The focus on passing immigration reform has moved to the House after the Senate recently passed a bipartisan immigration reform proposal that offers a pathway to citizenship and also doubles fencing and border patrol agents along the U.S.-Mexico border. A number of House Republican lawmakers have argued that their chamber should ignore the Senate bill and seek to pass immigration reform as a set of smaller bills.
Cohen argued that it may also be difficult to rally a majority of House Republicans behind an immigration bill because some of them don't think it's necessary to reform the nation's immigration system.
"Some of the Republicans in the Tea Party don't think that's necessary," Cohen said. "They don't think that conventional wisdom is correct and they need to do that and some of them don't care because they're concerned, as most politicians are, about their own political stake and their own district. So it may be difficult for them to get a majority of the majority bill that can pass the Senate and the House both and become law."

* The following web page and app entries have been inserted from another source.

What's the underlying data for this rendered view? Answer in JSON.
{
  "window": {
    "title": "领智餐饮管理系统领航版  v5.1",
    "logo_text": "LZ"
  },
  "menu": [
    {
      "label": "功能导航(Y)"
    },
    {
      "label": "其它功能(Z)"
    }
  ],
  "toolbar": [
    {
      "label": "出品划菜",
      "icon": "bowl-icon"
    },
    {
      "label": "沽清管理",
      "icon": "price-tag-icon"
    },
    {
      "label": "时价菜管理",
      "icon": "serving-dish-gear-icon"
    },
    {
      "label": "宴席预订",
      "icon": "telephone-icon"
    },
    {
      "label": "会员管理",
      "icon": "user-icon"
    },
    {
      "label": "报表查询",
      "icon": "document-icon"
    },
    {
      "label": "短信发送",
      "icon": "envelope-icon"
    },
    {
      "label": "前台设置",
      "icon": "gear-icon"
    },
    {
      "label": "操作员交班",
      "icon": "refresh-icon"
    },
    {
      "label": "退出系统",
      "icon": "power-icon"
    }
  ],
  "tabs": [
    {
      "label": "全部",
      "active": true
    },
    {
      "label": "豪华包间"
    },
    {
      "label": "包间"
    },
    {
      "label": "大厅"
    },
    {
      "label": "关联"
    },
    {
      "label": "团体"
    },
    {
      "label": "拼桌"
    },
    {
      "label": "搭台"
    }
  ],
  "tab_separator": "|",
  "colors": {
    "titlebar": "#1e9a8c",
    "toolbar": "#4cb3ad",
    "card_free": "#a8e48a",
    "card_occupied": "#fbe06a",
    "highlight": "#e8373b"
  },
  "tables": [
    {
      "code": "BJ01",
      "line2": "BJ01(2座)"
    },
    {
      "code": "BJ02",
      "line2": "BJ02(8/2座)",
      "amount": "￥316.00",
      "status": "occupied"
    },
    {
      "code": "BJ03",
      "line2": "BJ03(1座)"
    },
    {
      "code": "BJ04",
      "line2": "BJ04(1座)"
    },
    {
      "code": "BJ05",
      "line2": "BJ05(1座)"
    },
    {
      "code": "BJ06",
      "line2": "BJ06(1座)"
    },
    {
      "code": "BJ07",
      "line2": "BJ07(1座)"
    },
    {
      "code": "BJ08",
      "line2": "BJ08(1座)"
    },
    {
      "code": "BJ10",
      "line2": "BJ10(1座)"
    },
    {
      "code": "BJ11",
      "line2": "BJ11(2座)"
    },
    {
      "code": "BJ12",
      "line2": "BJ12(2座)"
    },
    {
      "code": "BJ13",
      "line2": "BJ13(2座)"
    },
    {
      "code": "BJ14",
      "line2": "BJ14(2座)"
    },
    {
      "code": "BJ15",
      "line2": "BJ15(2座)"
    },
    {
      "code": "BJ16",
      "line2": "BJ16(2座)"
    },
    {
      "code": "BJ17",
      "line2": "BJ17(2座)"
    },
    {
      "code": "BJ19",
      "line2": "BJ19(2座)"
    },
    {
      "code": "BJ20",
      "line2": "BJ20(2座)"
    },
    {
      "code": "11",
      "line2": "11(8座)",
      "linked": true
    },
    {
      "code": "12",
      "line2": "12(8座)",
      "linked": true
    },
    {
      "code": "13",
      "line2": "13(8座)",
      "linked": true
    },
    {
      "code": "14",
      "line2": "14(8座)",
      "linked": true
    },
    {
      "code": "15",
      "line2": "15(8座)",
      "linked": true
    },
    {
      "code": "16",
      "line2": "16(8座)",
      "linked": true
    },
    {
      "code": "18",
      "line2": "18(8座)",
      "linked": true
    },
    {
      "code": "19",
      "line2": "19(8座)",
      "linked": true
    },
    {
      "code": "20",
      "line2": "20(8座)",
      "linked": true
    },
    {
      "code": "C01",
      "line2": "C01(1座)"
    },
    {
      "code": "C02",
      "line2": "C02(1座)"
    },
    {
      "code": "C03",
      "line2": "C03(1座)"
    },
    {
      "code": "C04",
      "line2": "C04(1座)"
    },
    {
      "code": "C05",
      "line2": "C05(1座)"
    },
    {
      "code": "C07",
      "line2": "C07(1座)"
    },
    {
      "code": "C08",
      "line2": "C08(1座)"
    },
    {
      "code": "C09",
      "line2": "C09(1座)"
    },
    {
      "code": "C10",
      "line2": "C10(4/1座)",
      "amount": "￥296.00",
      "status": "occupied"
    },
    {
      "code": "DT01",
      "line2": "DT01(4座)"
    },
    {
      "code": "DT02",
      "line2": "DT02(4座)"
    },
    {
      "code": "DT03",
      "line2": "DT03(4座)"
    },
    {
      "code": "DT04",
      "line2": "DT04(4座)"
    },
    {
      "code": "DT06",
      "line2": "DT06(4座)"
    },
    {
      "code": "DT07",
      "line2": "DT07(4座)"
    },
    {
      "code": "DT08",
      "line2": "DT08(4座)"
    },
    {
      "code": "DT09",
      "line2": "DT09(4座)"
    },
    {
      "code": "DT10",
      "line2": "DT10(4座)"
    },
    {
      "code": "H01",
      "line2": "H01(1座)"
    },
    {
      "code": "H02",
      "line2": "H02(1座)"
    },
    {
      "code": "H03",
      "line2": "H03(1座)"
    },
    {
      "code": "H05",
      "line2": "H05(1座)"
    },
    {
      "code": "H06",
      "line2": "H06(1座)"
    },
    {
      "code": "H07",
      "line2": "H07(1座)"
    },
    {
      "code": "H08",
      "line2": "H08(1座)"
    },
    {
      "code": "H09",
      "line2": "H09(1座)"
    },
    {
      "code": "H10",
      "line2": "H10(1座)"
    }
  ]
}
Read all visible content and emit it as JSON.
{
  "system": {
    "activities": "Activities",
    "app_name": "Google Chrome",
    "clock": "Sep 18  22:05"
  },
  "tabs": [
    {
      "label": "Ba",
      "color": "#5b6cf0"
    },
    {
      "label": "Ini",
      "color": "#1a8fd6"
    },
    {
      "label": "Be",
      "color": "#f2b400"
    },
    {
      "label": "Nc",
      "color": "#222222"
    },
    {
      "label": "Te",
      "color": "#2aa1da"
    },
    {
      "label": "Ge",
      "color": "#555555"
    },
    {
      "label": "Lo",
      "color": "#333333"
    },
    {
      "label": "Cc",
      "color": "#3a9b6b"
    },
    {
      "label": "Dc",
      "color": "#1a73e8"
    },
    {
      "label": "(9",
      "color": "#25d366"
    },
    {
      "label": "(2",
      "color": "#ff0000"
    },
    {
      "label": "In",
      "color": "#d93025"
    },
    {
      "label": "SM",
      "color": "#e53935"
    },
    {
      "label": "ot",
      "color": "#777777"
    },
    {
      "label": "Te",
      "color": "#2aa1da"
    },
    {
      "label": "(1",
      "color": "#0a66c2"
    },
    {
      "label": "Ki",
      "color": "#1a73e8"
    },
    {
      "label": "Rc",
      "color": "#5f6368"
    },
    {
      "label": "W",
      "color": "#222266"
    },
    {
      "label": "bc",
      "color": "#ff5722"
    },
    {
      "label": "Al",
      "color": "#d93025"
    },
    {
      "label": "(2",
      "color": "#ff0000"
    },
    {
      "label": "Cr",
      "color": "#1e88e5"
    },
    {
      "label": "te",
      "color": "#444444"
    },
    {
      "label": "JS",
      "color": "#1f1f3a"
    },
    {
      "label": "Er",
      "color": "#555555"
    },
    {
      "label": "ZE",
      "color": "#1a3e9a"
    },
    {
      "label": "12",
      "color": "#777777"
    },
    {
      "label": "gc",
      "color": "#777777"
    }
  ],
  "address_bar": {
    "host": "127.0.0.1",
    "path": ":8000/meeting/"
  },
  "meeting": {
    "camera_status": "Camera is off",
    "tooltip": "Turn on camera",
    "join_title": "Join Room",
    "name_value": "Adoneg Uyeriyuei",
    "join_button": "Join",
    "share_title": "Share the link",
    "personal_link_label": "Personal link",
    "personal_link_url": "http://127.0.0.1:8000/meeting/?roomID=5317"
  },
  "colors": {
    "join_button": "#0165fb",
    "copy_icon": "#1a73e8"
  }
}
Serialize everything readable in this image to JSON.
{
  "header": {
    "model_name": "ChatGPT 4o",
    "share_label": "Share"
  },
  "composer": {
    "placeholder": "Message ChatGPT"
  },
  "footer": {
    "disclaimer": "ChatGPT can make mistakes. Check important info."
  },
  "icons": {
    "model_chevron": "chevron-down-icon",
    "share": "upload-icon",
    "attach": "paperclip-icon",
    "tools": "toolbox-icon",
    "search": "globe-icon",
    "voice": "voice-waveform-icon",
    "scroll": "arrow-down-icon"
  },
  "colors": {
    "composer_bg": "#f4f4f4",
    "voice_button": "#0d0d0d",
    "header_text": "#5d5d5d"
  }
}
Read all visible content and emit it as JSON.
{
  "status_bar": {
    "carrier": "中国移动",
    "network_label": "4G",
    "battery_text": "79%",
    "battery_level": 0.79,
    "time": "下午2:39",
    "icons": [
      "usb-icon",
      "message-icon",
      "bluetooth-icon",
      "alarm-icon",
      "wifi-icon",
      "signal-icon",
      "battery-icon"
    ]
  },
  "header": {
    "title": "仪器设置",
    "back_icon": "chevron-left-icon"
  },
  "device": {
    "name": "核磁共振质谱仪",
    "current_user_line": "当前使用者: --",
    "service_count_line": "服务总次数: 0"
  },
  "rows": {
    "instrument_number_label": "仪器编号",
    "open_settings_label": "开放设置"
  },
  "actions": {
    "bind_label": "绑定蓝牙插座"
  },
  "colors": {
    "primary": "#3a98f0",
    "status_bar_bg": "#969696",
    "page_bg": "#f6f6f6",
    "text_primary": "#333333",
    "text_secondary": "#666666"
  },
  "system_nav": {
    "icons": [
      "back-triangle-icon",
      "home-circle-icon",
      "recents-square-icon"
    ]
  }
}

House Majority Leader Eric Cantor (R-Va.) and House Judiciary Committee Chairman Bob Goodlatte (R-Va.) are drafting legislation that would offer citizenship to immigrant children who came to the country illegally through their parents. The bill, according to Cantor's office, is the "early stages" and will be the first proposal by House Republicans to reform a major part of the nation's immigration system.